BEGIN PROVIDED DATA
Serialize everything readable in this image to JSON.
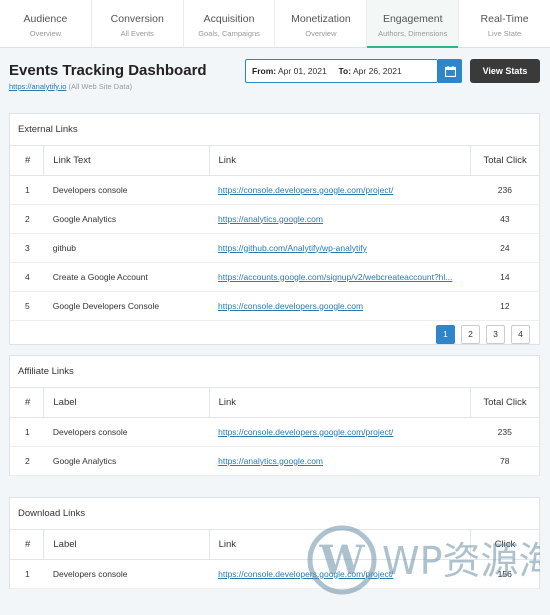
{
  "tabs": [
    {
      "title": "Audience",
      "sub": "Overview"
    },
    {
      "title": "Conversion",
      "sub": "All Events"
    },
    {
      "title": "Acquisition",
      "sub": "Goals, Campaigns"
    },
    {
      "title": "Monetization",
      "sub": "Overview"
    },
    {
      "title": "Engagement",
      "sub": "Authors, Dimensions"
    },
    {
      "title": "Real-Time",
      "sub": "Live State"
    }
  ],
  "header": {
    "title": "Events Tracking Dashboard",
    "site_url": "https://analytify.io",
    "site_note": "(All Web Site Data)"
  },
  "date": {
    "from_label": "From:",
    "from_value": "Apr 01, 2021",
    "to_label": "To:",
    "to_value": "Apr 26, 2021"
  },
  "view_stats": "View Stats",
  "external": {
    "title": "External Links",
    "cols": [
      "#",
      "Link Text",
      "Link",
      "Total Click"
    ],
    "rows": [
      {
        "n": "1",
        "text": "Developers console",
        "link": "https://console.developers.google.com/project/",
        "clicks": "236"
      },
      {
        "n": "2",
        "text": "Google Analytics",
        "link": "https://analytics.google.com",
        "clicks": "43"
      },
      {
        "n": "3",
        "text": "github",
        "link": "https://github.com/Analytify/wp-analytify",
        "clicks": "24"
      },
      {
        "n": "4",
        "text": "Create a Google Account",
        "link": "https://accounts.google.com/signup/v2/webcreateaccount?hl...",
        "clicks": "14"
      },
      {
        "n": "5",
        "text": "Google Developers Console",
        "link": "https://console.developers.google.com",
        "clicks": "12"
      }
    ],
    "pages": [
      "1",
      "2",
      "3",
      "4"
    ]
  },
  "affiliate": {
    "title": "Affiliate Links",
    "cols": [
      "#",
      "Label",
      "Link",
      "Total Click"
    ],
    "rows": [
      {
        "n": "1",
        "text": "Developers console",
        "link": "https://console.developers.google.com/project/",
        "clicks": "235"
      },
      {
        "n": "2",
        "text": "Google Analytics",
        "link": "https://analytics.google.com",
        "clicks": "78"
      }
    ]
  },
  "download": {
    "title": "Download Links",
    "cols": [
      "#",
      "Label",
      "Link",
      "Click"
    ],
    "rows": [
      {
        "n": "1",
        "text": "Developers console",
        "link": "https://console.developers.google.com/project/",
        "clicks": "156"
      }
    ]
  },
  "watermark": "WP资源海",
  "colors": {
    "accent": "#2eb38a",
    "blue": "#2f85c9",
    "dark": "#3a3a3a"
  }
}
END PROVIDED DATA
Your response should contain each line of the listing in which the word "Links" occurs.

    "title": "External Links",
    "title": "Affiliate Links",
    "title": "Download Links",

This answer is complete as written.